Published: June 8, 2004
Through July 25, the Brandywine River Museum’s exhibition, “Extreme Creamware: Surprising Forms and Diverse Decorations,” showcases approximately 50 examples of popular Eighteenth and early Nineteenth Century English earthenware that are dramatic and often surprising.
The word creamware usually brings to mind images of pale, cream-colored earthenware, elegantly formed in classic shapes, lustrously glazed and embellished, if at all, with subdued decoration – hardly suggesting the term “extreme.” Eighteenth Century potters, however, applied a variety of methods to make a surprising array of colorful, sometimes sculptural, wares. Many of their techniques were used simultaneously resulting in striking combinations.
When Enoch Booth of Staffordshire mixed light-colored earthenware clay with flint in 1740, covered it with a lead-based glaze, and fired it at a lower temperature, creamware was born. Originally known as cream colour, creamware was inexpensive and durable, and it boasted a smooth surface and brilliant glaze perfect for further ornamentation.
Early creamware was made in the prevailing rococo style. Characterized by S-curves, asymmetry and naturalism, rococo decoration of creamware included leaves, shells, flowers and other organic forms, some of which functioned as knobs, handles or spouts. Such ornamentation came from both molding and coloring. Molds enabled potters to make intricate three-dimensional shapes in bas-relief, while smaller motifs could be made in molds and applied to the shaped body.
Creamware’s popularity soared in the 1760s due in large part to Josiah Wedgwood. In 1763, he developed a clay mix that fired to a paler color than previously used clays. This paler creamware became exceedingly popular with the upper and middle classes due to Wedgwood’s tireless marketing of an extensive product line. Two years after its introduction, he shrewdly advertised the improved ware as queen’s ware after England’s Queen Charlotte ordered a tea set from his Burslem factory. Royal patronage increased the merit of creamware in the eyes of the middle class. Other potteries copied Wedgwood’s refined creamware; by 1770, nearly 70 factories were making it.
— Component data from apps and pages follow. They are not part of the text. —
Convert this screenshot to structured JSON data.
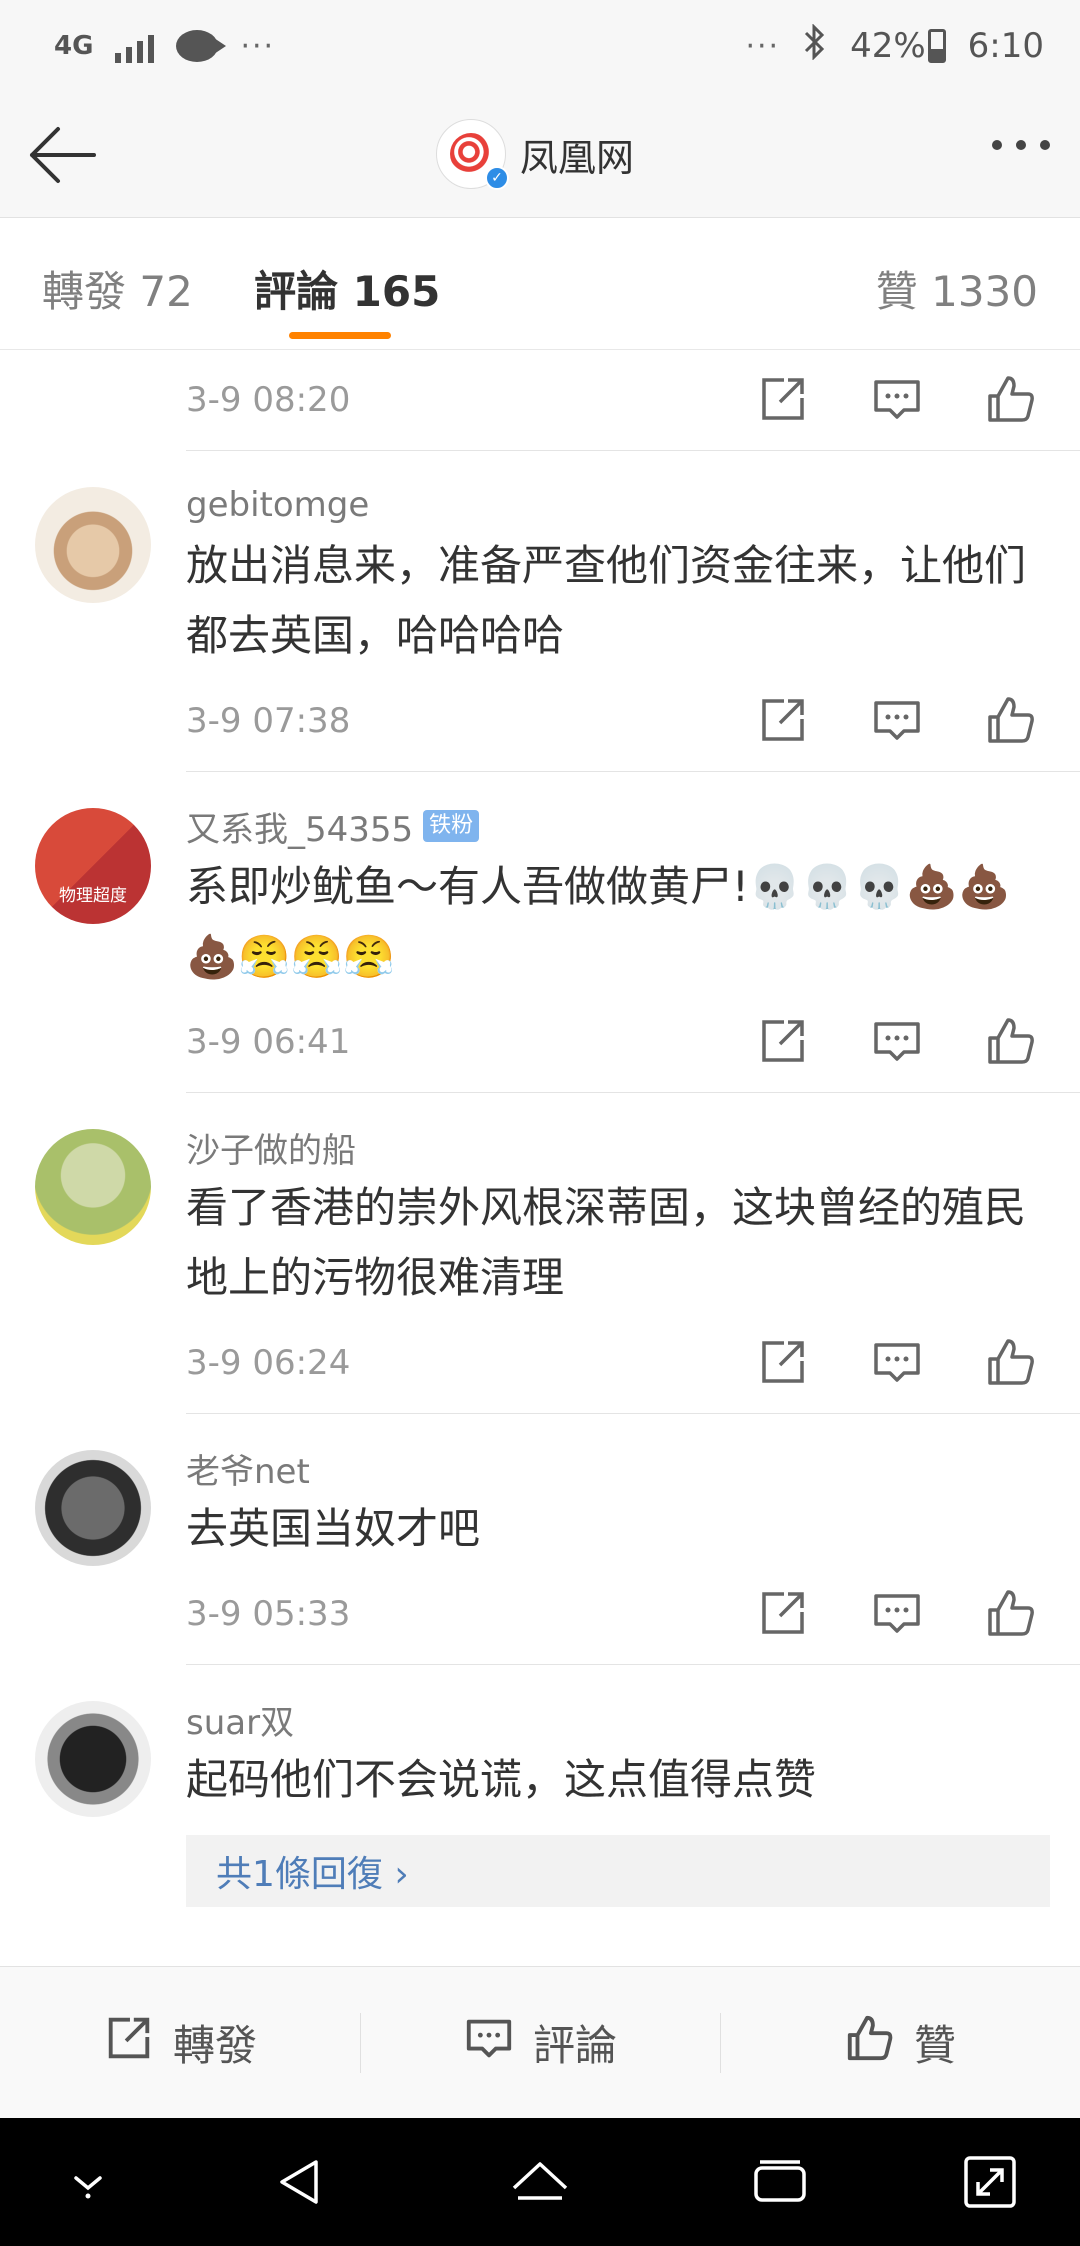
{
  "status_bar": {
    "network": "4G",
    "overflow": "···",
    "right_overflow": "···",
    "battery": "42%",
    "time": "6:10"
  },
  "nav": {
    "title": "凤凰网"
  },
  "tabs": {
    "repost": "轉發 72",
    "comment": "評論 165",
    "like": "贊 1330",
    "active": "comment",
    "accent": "#ff8200"
  },
  "comments": [
    {
      "time": "3-9 08:20"
    },
    {
      "username": "gebitomge",
      "text": "放出消息来，准备严查他们资金往来，让他们都去英国，哈哈哈哈",
      "time": "3-9 07:38"
    },
    {
      "username": "又系我_54355",
      "badge": "铁粉",
      "avatar_label": "物理超度",
      "text": "系即炒鱿鱼～有人吾做做黄尸!💀💀💀💩💩💩😤😤😤",
      "time": "3-9 06:41"
    },
    {
      "username": "沙子做的船",
      "text": "看了香港的崇外风根深蒂固，这块曾经的殖民地上的污物很难清理",
      "time": "3-9 06:24"
    },
    {
      "username": "老爷net",
      "text": "去英国当奴才吧",
      "time": "3-9 05:33"
    },
    {
      "username": "suar双",
      "text": "起码他们不会说谎，这点值得点赞",
      "reply_link": "共1條回復 ›"
    }
  ],
  "bottom_bar": {
    "repost": "轉發",
    "comment": "評論",
    "like": "贊"
  },
  "icons": [
    "back-arrow-icon",
    "more-icon",
    "share-icon",
    "comment-icon",
    "like-icon",
    "home-icon",
    "back-icon",
    "recents-icon",
    "expand-icon",
    "down-icon"
  ]
}
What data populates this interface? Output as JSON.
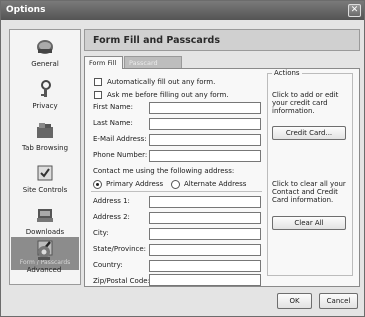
{
  "window": {
    "title": "Options",
    "close_icon": "close-icon"
  },
  "sidebar": {
    "items": [
      {
        "label": "General",
        "icon": "general-icon"
      },
      {
        "label": "Privacy",
        "icon": "privacy-icon"
      },
      {
        "label": "Tab Browsing",
        "icon": "tab-browsing-icon"
      },
      {
        "label": "Site Controls",
        "icon": "site-controls-icon"
      },
      {
        "label": "Downloads",
        "icon": "downloads-icon"
      },
      {
        "label": "Form / Passcards",
        "icon": "form-passcards-icon",
        "selected": true
      },
      {
        "label": "Advanced",
        "icon": "advanced-icon"
      }
    ]
  },
  "panel": {
    "title": "Form Fill and Passcards",
    "tabs": [
      "Form Fill",
      "Passcard Manager"
    ],
    "options": {
      "auto_fill": "Automatically fill out any form.",
      "ask_before": "Ask me before filling out any form."
    },
    "fields_top": [
      "First Name:",
      "Last Name:",
      "E-Mail Address:",
      "Phone Number:"
    ],
    "contact_label": "Contact me using the following address:",
    "address_choice": {
      "primary": "Primary Address",
      "alternate": "Alternate Address"
    },
    "fields_address": [
      "Address 1:",
      "Address 2:",
      "City:",
      "State/Province:",
      "Country:",
      "Zip/Postal Code:"
    ],
    "actions": {
      "legend": "Actions",
      "credit_text": "Click to add or edit your credit card information.",
      "credit_button": "Credit Card...",
      "clear_text": "Click to clear all your Contact and Credit Card information.",
      "clear_button": "Clear All"
    }
  },
  "footer": {
    "ok": "OK",
    "cancel": "Cancel"
  }
}
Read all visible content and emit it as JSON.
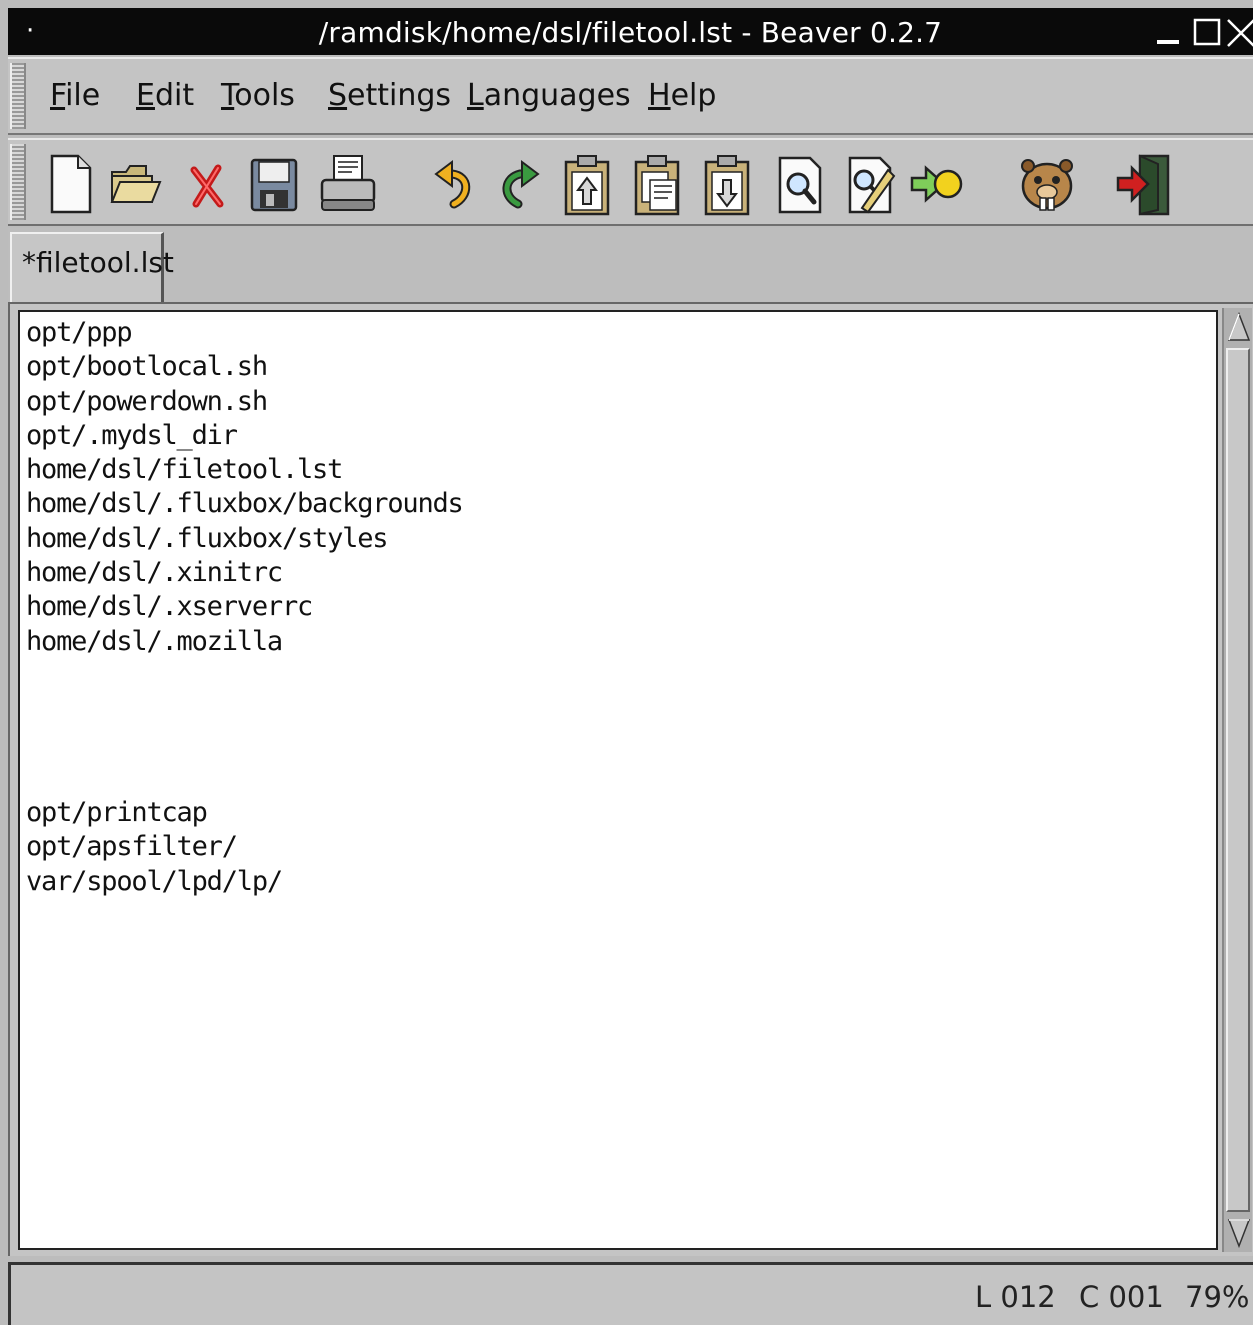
{
  "window": {
    "title": "/ramdisk/home/dsl/filetool.lst - Beaver 0.2.7",
    "system_menu_glyph": "·"
  },
  "menubar": {
    "items": [
      {
        "label": "File",
        "mnemonic": "F"
      },
      {
        "label": "Edit",
        "mnemonic": "E"
      },
      {
        "label": "Tools",
        "mnemonic": "T"
      },
      {
        "label": "Settings",
        "mnemonic": "S"
      },
      {
        "label": "Languages",
        "mnemonic": "L"
      },
      {
        "label": "Help",
        "mnemonic": "H"
      }
    ]
  },
  "toolbar": {
    "buttons": [
      {
        "icon": "new-file-icon"
      },
      {
        "icon": "open-folder-icon"
      },
      {
        "icon": "close-file-icon"
      },
      {
        "icon": "save-icon"
      },
      {
        "icon": "print-icon"
      },
      {
        "icon": "undo-icon"
      },
      {
        "icon": "redo-icon"
      },
      {
        "icon": "cut-icon"
      },
      {
        "icon": "copy-icon"
      },
      {
        "icon": "paste-icon"
      },
      {
        "icon": "find-icon"
      },
      {
        "icon": "replace-icon"
      },
      {
        "icon": "goto-line-icon"
      },
      {
        "icon": "beaver-about-icon"
      },
      {
        "icon": "exit-icon"
      }
    ]
  },
  "tabs": [
    {
      "label": "*filetool.lst",
      "active": true
    }
  ],
  "editor": {
    "lines": [
      "opt/ppp",
      "opt/bootlocal.sh",
      "opt/powerdown.sh",
      "opt/.mydsl_dir",
      "home/dsl/filetool.lst",
      "home/dsl/.fluxbox/backgrounds",
      "home/dsl/.fluxbox/styles",
      "home/dsl/.xinitrc",
      "home/dsl/.xserverrc",
      "home/dsl/.mozilla",
      "",
      "",
      "",
      "",
      "opt/printcap",
      "opt/apsfilter/",
      "var/spool/lpd/lp/"
    ]
  },
  "statusbar": {
    "line": "L 012",
    "column": "C 001",
    "percent": "79%"
  },
  "colors": {
    "titlebar_bg": "#0a0a0a",
    "chrome_bg": "#c4c4c4",
    "editor_bg": "#ffffff"
  }
}
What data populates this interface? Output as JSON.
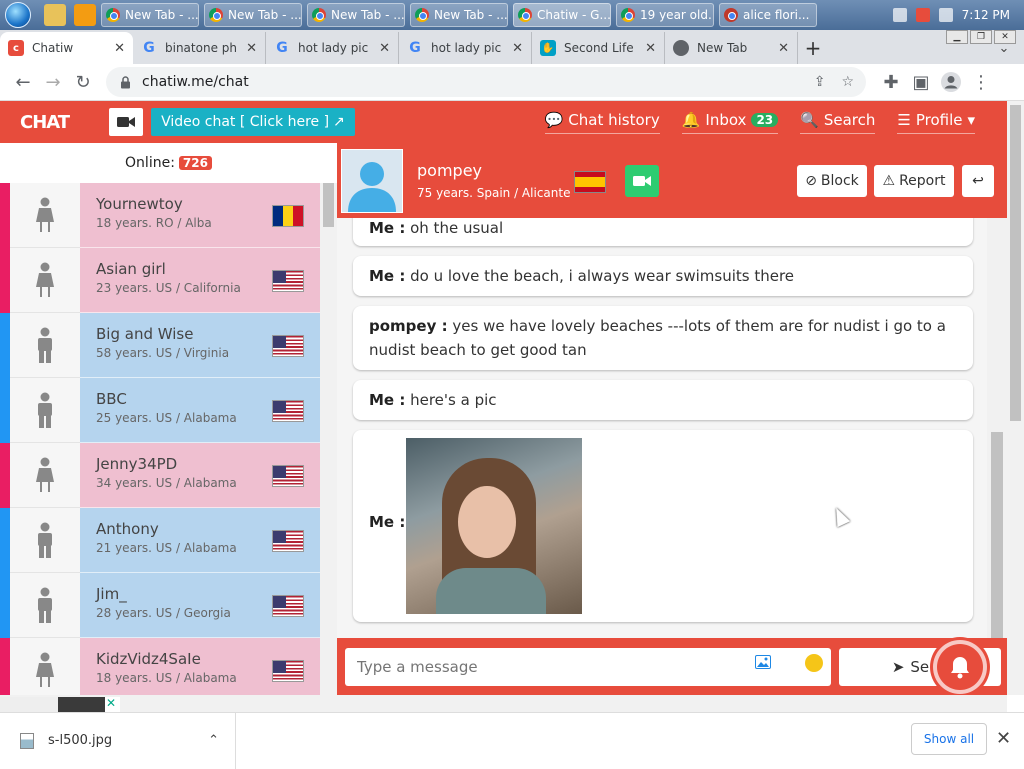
{
  "taskbar": {
    "tasks": [
      "New Tab - ...",
      "New Tab - ...",
      "New Tab - ...",
      "New Tab - ...",
      "Chatiw - G...",
      "19 year old...",
      "alice flori..."
    ],
    "clock": "7:12 PM"
  },
  "tabs": [
    {
      "title": "Chatiw",
      "active": true
    },
    {
      "title": "binatone ph"
    },
    {
      "title": "hot lady pic"
    },
    {
      "title": "hot lady pic"
    },
    {
      "title": "Second Life"
    },
    {
      "title": "New Tab"
    }
  ],
  "address_bar": {
    "url": "chatiw.me/chat"
  },
  "site_header": {
    "logo": "CHAT",
    "video_chat": "Video chat  [ Click here ]",
    "nav": {
      "history": "Chat history",
      "inbox": "Inbox",
      "inbox_count": "23",
      "search": "Search",
      "profile": "Profile"
    }
  },
  "sidebar": {
    "online_label": "Online:",
    "online_count": "726",
    "users": [
      {
        "name": "Yournewtoy",
        "meta": "18 years. RO / Alba",
        "gender": "f",
        "flag": "ro"
      },
      {
        "name": "Asian girl",
        "meta": "23 years. US / California",
        "gender": "f",
        "flag": "us"
      },
      {
        "name": "Big and Wise",
        "meta": "58 years. US / Virginia",
        "gender": "m",
        "flag": "us"
      },
      {
        "name": "BBC",
        "meta": "25 years. US / Alabama",
        "gender": "m",
        "flag": "us"
      },
      {
        "name": "Jenny34PD",
        "meta": "34 years. US / Alabama",
        "gender": "f",
        "flag": "us"
      },
      {
        "name": "Anthony",
        "meta": "21 years. US / Alabama",
        "gender": "m",
        "flag": "us"
      },
      {
        "name": "Jim_",
        "meta": "28 years. US / Georgia",
        "gender": "m",
        "flag": "us"
      },
      {
        "name": "KidzVidz4SaIe",
        "meta": "18 years. US / Alabama",
        "gender": "f",
        "flag": "us"
      }
    ]
  },
  "chat": {
    "partner": {
      "name": "pompey",
      "meta": "75 years. Spain / Alicante"
    },
    "buttons": {
      "block": "Block",
      "report": "Report"
    },
    "messages": [
      {
        "sender": "Me :",
        "text": "oh the usual"
      },
      {
        "sender": "Me :",
        "text": "do u love the beach, i always wear swimsuits there"
      },
      {
        "sender": "pompey :",
        "text": "yes we have lovely beaches ---lots of them are for nudist i go to a nudist beach to get good tan"
      },
      {
        "sender": "Me :",
        "text": "here's a pic"
      },
      {
        "sender": "Me :",
        "text": ""
      }
    ],
    "composer": {
      "placeholder": "Type a message",
      "send": "Send"
    }
  },
  "downloads": {
    "file": "s-l500.jpg",
    "show_all": "Show all"
  },
  "colors": {
    "brand_red": "#e74c3c",
    "video_teal": "#1ab1c5",
    "female_pink": "#efbfd0",
    "male_blue": "#b5d4ee"
  }
}
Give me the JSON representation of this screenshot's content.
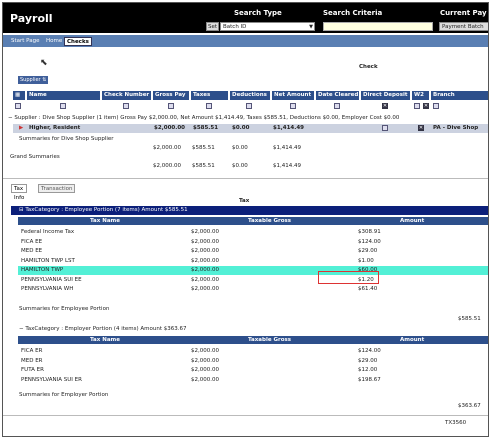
{
  "app": {
    "title": "Payroll",
    "search_type_label": "Search Type",
    "search_criteria_label": "Search Criteria",
    "current_pay_label": "Current Pay",
    "set_button": "Set",
    "search_type_value": "Batch ID",
    "payment_batch_button": "Payment Batch"
  },
  "nav": {
    "tabs": [
      "Start Page",
      "Home",
      "Checks"
    ]
  },
  "check_section": {
    "heading": "Check",
    "supplier_button": "Supplier"
  },
  "columns": [
    "Name",
    "Check Number",
    "Gross Pay",
    "Taxes",
    "Deductions",
    "Net Amount",
    "Date Cleared",
    "Direct Deposit",
    "W2",
    "Branch"
  ],
  "group_line": "Supplier : Dive Shop Supplier (1 item) Gross Pay $2,000.00, Net Amount $1,414.49, Taxes $585.51, Deductions $0.00, Employer Cost $0.00",
  "row": {
    "name": "Higher, Resident",
    "gross": "$2,000.00",
    "taxes": "$585.51",
    "deductions": "$0.00",
    "net": "$1,414.49",
    "branch": "PA - Dive Shop"
  },
  "summaries": {
    "supplier_label": "Summaries for Dive Shop Supplier",
    "supplier_gross": "$2,000.00",
    "supplier_taxes": "$585.51",
    "supplier_ded": "$0.00",
    "supplier_net": "$1,414.49",
    "grand_label": "Grand Summaries",
    "grand_gross": "$2,000.00",
    "grand_taxes": "$585.51",
    "grand_ded": "$0.00",
    "grand_net": "$1,414.49"
  },
  "lower_tabs": [
    "Tax Info",
    "Transaction"
  ],
  "tax": {
    "heading": "Tax",
    "cat1": "TaxCategory : Employee Portion (7 items) Amount $585.51",
    "cat2": "TaxCategory : Employer Portion (4 items) Amount $363.67",
    "col_name": "Tax Name",
    "col_gross": "Taxable Gross",
    "col_amount": "Amount",
    "employee_rows": [
      [
        "Federal Income Tax",
        "$2,000.00",
        "$308.91"
      ],
      [
        "FICA EE",
        "$2,000.00",
        "$124.00"
      ],
      [
        "MED EE",
        "$2,000.00",
        "$29.00"
      ],
      [
        "HAMILTON TWP LST",
        "$2,000.00",
        "$1.00"
      ],
      [
        "HAMILTON TWP",
        "$2,000.00",
        "$60.00"
      ],
      [
        "PENNSYLVANIA SUI EE",
        "$2,000.00",
        "$1.20"
      ],
      [
        "PENNSYLVANIA WH",
        "$2,000.00",
        "$61.40"
      ]
    ],
    "employee_summary_label": "Summaries for Employee Portion",
    "employee_total": "$585.51",
    "employer_rows": [
      [
        "FICA ER",
        "$2,000.00",
        "$124.00"
      ],
      [
        "MED ER",
        "$2,000.00",
        "$29.00"
      ],
      [
        "FUTA ER",
        "$2,000.00",
        "$12.00"
      ],
      [
        "PENNSYLVANIA SUI ER",
        "$2,000.00",
        "$198.67"
      ]
    ],
    "employer_summary_label": "Summaries for Employer Portion",
    "employer_total": "$363.67"
  },
  "footer_code": "TX3560"
}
Late creamware of queen’s ware coincided with a stylistic shift from curving rococo forms to the restrained order of the neoclassical, a style based on the art and architecture of ancient Greece and Rome. Neoclassicism was less florid and more restrained and influenced creamware forms. Potters then embellished the plain ware with elaborate lacelike patterns similar to those found on silver by punching small, shaped holes in leather-hard clay before the first firing. They also used the technique of transfer printing, introduced in the 1750s, to apply images taken from contemporary engravings. This process allowed multiple copies of the same design without the variations resulting from painting by hand.
Like fine porcelain pieces, creamware was also painted in vivid enamel colors applied over the glaze of finished pieces. Manufacturers employed off-site painters and other potteries to provide creamware blanks with their final embellishments. While most creamware made prior to 1772 is unmarked, some pieces have been attributed to particular pottery manufacturers because their decorations suggest the work of particular painters.
Although great quantities were manufactured in the early Nineteenth Century, the forms and decorations of creamware became standardized, and pieces with extreme decoration became anomalies.
Creamware may never again dominate the ceramics market as it did in the Eighteenth Century, but it continues to be made today by many large companies and independent potters who imitate the extreme forms and decoration of older pieces.
The exhibition “Extreme Creamware: Surprising Forms and Diverse Decorations” offers visitors a view of many magnificent examples.
Located on US Route 1 in Chadds Ford, the Brandywine River Museum is open daily, 9:30 am to 4:30 pm. Admission is $8 for adults; $5 for seniors ages 65 and over, students with ID and children ages 6 to 12; and free for children under 6 and Brandywine Conservancy members. For information, 610-388-2700 or www.brandywinemuseum.org.
5 Church Hill Road / Newtown, CT 06470
Mon - Fri / 8:00 am - 5:01 pm